### TASK REQUIREMENTS
A copy is needed of each line in the records that has the word "Systems".

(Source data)
....................

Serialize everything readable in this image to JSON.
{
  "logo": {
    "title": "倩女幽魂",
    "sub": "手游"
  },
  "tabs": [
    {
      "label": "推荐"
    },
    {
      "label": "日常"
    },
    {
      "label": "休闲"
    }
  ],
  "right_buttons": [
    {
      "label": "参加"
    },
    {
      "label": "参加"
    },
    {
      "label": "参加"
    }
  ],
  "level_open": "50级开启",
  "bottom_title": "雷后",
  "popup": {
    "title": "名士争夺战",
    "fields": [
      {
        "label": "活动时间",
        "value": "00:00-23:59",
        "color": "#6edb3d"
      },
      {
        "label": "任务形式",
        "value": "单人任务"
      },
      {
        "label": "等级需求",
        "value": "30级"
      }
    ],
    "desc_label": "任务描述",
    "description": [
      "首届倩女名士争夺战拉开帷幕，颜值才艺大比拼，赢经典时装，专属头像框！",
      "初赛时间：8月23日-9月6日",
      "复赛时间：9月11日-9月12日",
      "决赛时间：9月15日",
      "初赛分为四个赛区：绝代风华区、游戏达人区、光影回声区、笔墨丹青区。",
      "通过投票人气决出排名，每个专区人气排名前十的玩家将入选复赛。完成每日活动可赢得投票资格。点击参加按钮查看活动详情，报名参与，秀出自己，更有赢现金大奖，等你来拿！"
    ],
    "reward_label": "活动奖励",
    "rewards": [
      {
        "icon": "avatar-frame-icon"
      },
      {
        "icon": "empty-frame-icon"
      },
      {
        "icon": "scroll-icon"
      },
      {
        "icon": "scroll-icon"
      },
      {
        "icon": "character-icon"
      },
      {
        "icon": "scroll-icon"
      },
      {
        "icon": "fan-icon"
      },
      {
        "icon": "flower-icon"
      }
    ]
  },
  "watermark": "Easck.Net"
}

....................

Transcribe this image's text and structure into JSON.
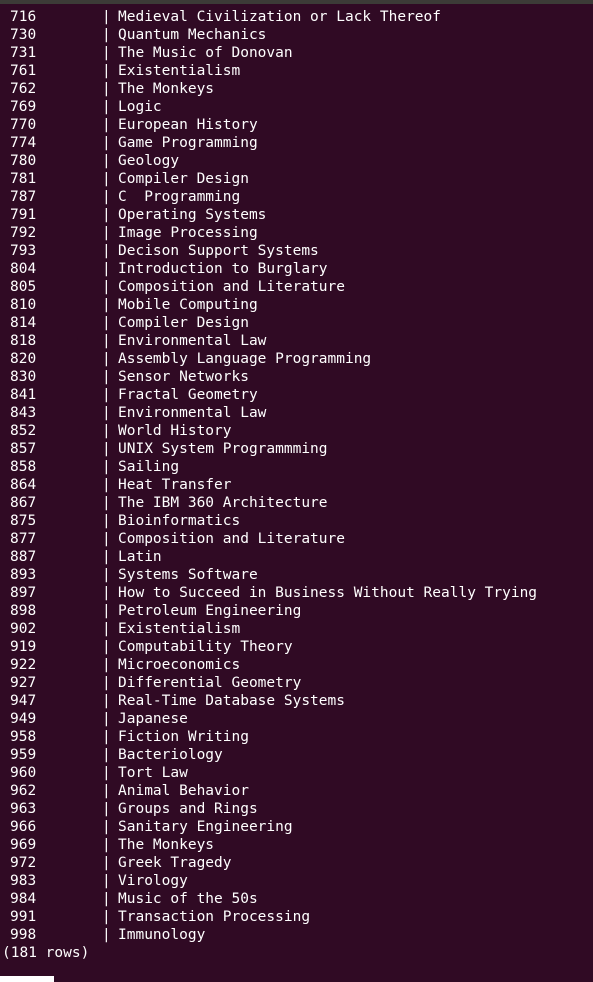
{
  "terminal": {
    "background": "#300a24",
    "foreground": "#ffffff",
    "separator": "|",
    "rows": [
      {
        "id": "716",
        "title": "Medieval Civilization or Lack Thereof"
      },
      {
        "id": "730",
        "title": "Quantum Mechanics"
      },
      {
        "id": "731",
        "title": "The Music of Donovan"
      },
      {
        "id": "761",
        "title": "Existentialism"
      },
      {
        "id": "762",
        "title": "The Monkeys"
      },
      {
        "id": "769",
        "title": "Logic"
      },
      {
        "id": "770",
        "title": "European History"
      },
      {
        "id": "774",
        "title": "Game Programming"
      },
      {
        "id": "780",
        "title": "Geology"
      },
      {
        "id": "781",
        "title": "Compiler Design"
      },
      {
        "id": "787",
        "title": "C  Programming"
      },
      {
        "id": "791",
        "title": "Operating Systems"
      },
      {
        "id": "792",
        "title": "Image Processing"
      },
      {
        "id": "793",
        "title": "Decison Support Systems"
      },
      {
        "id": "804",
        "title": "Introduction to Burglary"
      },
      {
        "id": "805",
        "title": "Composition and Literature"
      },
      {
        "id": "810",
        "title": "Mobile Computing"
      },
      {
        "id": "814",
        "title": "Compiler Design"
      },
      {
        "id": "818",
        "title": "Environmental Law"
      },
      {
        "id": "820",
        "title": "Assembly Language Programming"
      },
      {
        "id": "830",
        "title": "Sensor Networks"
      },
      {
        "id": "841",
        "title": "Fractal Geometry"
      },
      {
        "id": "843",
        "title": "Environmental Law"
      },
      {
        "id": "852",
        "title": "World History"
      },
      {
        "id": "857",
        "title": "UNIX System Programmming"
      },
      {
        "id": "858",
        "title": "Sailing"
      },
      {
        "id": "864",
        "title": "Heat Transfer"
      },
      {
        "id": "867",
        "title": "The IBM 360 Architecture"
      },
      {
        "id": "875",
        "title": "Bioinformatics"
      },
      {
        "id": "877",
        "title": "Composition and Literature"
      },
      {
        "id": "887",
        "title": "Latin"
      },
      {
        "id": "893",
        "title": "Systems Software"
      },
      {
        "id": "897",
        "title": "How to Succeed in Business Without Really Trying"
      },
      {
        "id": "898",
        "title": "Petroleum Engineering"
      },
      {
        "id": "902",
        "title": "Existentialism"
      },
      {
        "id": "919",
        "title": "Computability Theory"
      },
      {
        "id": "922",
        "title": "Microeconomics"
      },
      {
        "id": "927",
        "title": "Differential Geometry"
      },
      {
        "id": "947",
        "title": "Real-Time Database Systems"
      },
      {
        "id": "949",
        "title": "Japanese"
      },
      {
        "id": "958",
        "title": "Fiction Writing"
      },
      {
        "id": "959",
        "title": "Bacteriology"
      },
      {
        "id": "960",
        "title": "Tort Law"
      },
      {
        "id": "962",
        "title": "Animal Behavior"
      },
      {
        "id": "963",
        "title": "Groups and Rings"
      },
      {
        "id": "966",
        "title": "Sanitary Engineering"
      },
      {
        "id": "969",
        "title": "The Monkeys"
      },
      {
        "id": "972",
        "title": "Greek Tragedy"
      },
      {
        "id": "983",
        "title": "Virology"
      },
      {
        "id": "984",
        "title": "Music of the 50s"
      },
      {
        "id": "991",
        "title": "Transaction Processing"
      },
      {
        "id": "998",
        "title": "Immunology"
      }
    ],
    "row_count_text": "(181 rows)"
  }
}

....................

### RESPONSE TO THE EXERCISE
        "title": "Operating Systems"
        "title": "Decison Support Systems"
        "title": "Systems Software"
        "title": "Real-Time Database Systems"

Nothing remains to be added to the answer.